Three of our LGBTQ vendors and artists tell us about their experiences as LGBTQ people, and what Pride means to them.
Content categorized as Vendor Profile
Gerald Anderson will never forget the first time he ever stole something. It was sometime in the late 1970s in New Orleans, La. And 10… Read more »
Abel Putu, a Street Sense Media vendor, has always been passionate about basketball.
Sheila White shares the impact of moving into her new apartment.
Writer and street paper vendor John Littlejohn, who is also an ordained minister with a doctoral degree in religious education, shares how he leverages faith to empower himself and others.

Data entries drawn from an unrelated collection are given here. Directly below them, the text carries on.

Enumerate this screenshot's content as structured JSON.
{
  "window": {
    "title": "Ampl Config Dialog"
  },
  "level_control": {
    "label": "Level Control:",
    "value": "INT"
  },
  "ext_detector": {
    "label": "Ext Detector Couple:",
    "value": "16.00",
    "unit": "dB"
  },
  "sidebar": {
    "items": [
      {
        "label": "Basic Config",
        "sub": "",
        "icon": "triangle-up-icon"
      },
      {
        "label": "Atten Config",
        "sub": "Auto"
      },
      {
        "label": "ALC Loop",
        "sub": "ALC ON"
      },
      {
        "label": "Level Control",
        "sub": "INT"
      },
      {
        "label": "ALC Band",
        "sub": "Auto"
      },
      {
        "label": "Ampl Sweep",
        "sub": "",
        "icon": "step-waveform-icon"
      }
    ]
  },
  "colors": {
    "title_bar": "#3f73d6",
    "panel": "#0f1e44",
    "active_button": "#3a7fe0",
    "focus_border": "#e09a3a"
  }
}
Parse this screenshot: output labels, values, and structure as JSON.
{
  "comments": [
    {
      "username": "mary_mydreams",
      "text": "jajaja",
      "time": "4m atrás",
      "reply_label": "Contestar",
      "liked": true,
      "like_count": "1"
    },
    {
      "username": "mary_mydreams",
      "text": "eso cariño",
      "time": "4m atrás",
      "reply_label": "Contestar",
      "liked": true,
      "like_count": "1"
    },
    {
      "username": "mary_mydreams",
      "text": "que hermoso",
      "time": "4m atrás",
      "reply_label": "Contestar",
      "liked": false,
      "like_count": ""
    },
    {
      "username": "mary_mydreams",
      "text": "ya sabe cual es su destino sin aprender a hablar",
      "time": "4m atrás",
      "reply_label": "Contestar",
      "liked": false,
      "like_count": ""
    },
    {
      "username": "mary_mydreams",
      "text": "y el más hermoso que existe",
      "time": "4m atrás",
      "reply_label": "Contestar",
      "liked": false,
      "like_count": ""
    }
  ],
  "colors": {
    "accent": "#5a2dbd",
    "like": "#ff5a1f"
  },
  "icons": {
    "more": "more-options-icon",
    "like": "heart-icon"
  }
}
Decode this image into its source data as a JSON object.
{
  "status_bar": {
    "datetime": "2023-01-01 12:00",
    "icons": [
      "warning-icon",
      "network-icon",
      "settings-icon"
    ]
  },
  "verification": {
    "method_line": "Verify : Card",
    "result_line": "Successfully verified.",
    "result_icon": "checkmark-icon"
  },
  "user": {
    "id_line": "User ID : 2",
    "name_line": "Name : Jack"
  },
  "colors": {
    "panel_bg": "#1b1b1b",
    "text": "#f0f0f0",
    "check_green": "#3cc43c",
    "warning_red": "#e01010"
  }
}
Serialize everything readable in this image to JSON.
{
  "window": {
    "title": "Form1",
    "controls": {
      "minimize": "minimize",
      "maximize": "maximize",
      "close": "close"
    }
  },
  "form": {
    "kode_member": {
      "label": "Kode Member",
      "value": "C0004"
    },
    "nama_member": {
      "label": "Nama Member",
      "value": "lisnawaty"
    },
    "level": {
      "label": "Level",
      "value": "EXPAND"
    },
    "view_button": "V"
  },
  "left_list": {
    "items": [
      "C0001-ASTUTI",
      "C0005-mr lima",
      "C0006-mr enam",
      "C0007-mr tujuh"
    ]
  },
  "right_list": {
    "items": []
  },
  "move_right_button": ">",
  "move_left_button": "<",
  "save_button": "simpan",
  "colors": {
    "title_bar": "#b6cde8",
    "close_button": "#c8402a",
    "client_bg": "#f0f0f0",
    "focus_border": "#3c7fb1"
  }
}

Street Sense Media vendor Saul Aroha Nui Tea explains how puppeteering came to play the role of therapy in his life and breaks down his latest folk opera.
Jones knows the importance of cleanliness.
Vendor Moyo Onibuje discusses his experience finding housing, the comforts of his new home, and his ambitions for the future.
Writing poems since he was a teenager, Street Sense Media artist and vendor Franklin Sterling has developed a unique style based in medieval English and blending other languages to create something all his own.
Latishia always dreamed of hosting her family for the holidays. Now that she has her own apartment, she finally can.
Jeffery McNeil’s story of what led him to being homeless, and how he dealt with it.
Reed and Anthony met by chance in 2010. Two years later, they embarked on a journey to get Anthony off the street.
A young man once under the care of the city’s foster care system makes a life for himself as an emancipated adult.
Connie Porter, known as Southeast Washington’s “Cat Lady,” talks about her passion for cats and how caring for them positively impacted her life.
An artist uses Street Sense Media to advance his goal of ending his homelessness and pursuing his art.
Vincent Watts struggled after having his identity stolen, but has found his true self in the process.
Eric Thompson-Bey discusses his journey to getting a job in a restaurant, which began when he obtained an externship through a culinary program called Real Opps located at Thrive D.C.
A get well letter from the Street Sense Media Team to Toni, a Street Sense vendor.
Having escaped years of chronic homelessness, David doesn’t have to look far to remember how far he’s come.
Marcellus Phillips has battled epilepsy for 20 years, the last of which he has spent sleeping on his sister’s living room floor. After a persistent effort, he now can depend on a monthly disability payment.